# Instructions for the task
While you copy the lines below, skip the pictures and keep the rest exact.

Data about app and page elements:
---

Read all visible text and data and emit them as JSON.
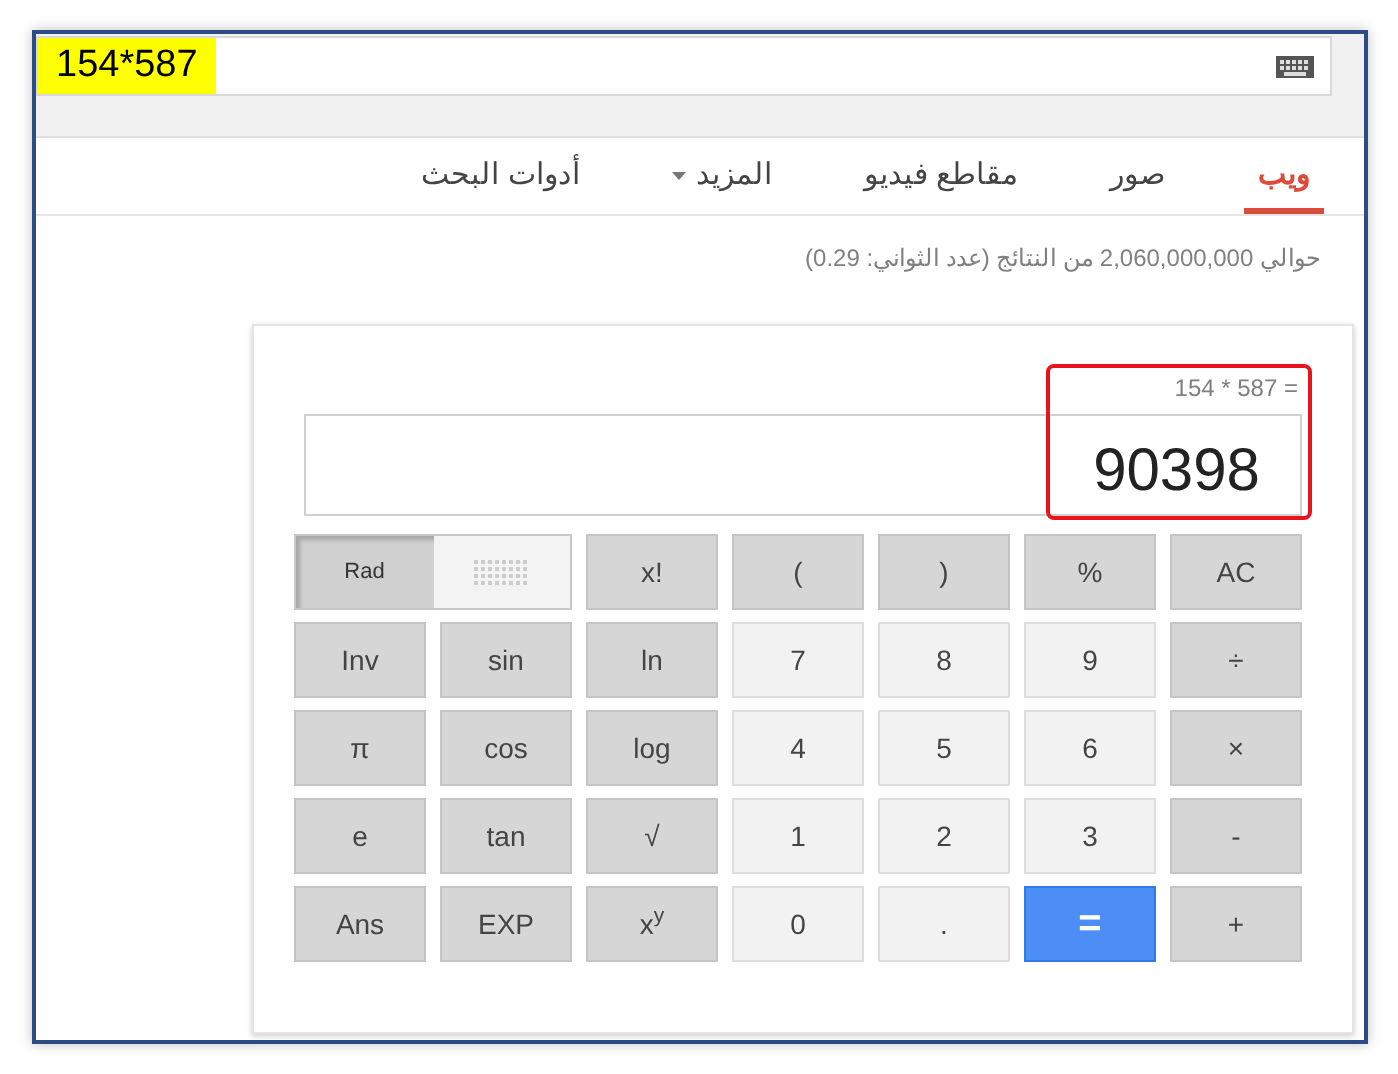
{
  "search": {
    "value": "154*587",
    "highlighted": true
  },
  "tabs": [
    {
      "label": "ويب",
      "selected": true,
      "has_menu": false
    },
    {
      "label": "صور",
      "selected": false,
      "has_menu": false
    },
    {
      "label": "مقاطع فيديو",
      "selected": false,
      "has_menu": false
    },
    {
      "label": "المزيد",
      "selected": false,
      "has_menu": true
    },
    {
      "label": "أدوات البحث",
      "selected": false,
      "has_menu": false
    }
  ],
  "result_stats": "حوالي 2,060,000,000 من النتائج (عدد الثواني: 0.29)",
  "calculator": {
    "expression": "154 * 587 =",
    "result": "90398",
    "highlighted": true,
    "buttons": [
      {
        "label": "AC",
        "kind": "func"
      },
      {
        "label": "%",
        "kind": "func"
      },
      {
        "label": ")",
        "kind": "func"
      },
      {
        "label": "(",
        "kind": "func"
      },
      {
        "label": "x!",
        "kind": "func"
      },
      {
        "label": "Rad",
        "kind": "toggle",
        "selected": true
      },
      {
        "label": "÷",
        "kind": "func"
      },
      {
        "label": "9",
        "kind": "digit"
      },
      {
        "label": "8",
        "kind": "digit"
      },
      {
        "label": "7",
        "kind": "digit"
      },
      {
        "label": "ln",
        "kind": "func"
      },
      {
        "label": "sin",
        "kind": "func"
      },
      {
        "label": "Inv",
        "kind": "func"
      },
      {
        "label": "×",
        "kind": "func"
      },
      {
        "label": "6",
        "kind": "digit"
      },
      {
        "label": "5",
        "kind": "digit"
      },
      {
        "label": "4",
        "kind": "digit"
      },
      {
        "label": "log",
        "kind": "func"
      },
      {
        "label": "cos",
        "kind": "func"
      },
      {
        "label": "π",
        "kind": "func"
      },
      {
        "label": "-",
        "kind": "func"
      },
      {
        "label": "3",
        "kind": "digit"
      },
      {
        "label": "2",
        "kind": "digit"
      },
      {
        "label": "1",
        "kind": "digit"
      },
      {
        "label": "√",
        "kind": "func"
      },
      {
        "label": "tan",
        "kind": "func"
      },
      {
        "label": "e",
        "kind": "func"
      },
      {
        "label": "+",
        "kind": "func"
      },
      {
        "label": "=",
        "kind": "equals"
      },
      {
        "label": ".",
        "kind": "digit"
      },
      {
        "label": "0",
        "kind": "digit"
      },
      {
        "label": "x$^{y}$",
        "kind": "func"
      },
      {
        "label": "EXP",
        "kind": "func"
      },
      {
        "label": "Ans",
        "kind": "func"
      }
    ]
  }
}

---

# Solution to the exercise
Read all visible text and data and emit them as JSON.
{
  "search": {
    "value": "154*587",
    "highlighted": true
  },
  "tabs": [
    {
      "label": "ويب",
      "selected": true,
      "has_menu": false
    },
    {
      "label": "صور",
      "selected": false,
      "has_menu": false
    },
    {
      "label": "مقاطع فيديو",
      "selected": false,
      "has_menu": false
    },
    {
      "label": "المزيد",
      "selected": false,
      "has_menu": true
    },
    {
      "label": "أدوات البحث",
      "selected": false,
      "has_menu": false
    }
  ],
  "result_stats": "حوالي 2,060,000,000 من النتائج (عدد الثواني: 0.29)",
  "calculator": {
    "expression": "154 * 587 =",
    "result": "90398",
    "highlighted": true,
    "buttons": [
      {
        "label": "AC",
        "kind": "func"
      },
      {
        "label": "%",
        "kind": "func"
      },
      {
        "label": ")",
        "kind": "func"
      },
      {
        "label": "(",
        "kind": "func"
      },
      {
        "label": "x!",
        "kind": "func"
      },
      {
        "label": "Rad",
        "kind": "toggle",
        "selected": true
      },
      {
        "label": "÷",
        "kind": "func"
      },
      {
        "label": "9",
        "kind": "digit"
      },
      {
        "label": "8",
        "kind": "digit"
      },
      {
        "label": "7",
        "kind": "digit"
      },
      {
        "label": "ln",
        "kind": "func"
      },
      {
        "label": "sin",
        "kind": "func"
      },
      {
        "label": "Inv",
        "kind": "func"
      },
      {
        "label": "×",
        "kind": "func"
      },
      {
        "label": "6",
        "kind": "digit"
      },
      {
        "label": "5",
        "kind": "digit"
      },
      {
        "label": "4",
        "kind": "digit"
      },
      {
        "label": "log",
        "kind": "func"
      },
      {
        "label": "cos",
        "kind": "func"
      },
      {
        "label": "π",
        "kind": "func"
      },
      {
        "label": "-",
        "kind": "func"
      },
      {
        "label": "3",
        "kind": "digit"
      },
      {
        "label": "2",
        "kind": "digit"
      },
      {
        "label": "1",
        "kind": "digit"
      },
      {
        "label": "√",
        "kind": "func"
      },
      {
        "label": "tan",
        "kind": "func"
      },
      {
        "label": "e",
        "kind": "func"
      },
      {
        "label": "+",
        "kind": "func"
      },
      {
        "label": "=",
        "kind": "equals"
      },
      {
        "label": ".",
        "kind": "digit"
      },
      {
        "label": "0",
        "kind": "digit"
      },
      {
        "label": "x$^{y}$",
        "kind": "func"
      },
      {
        "label": "EXP",
        "kind": "func"
      },
      {
        "label": "Ans",
        "kind": "func"
      }
    ]
  }
}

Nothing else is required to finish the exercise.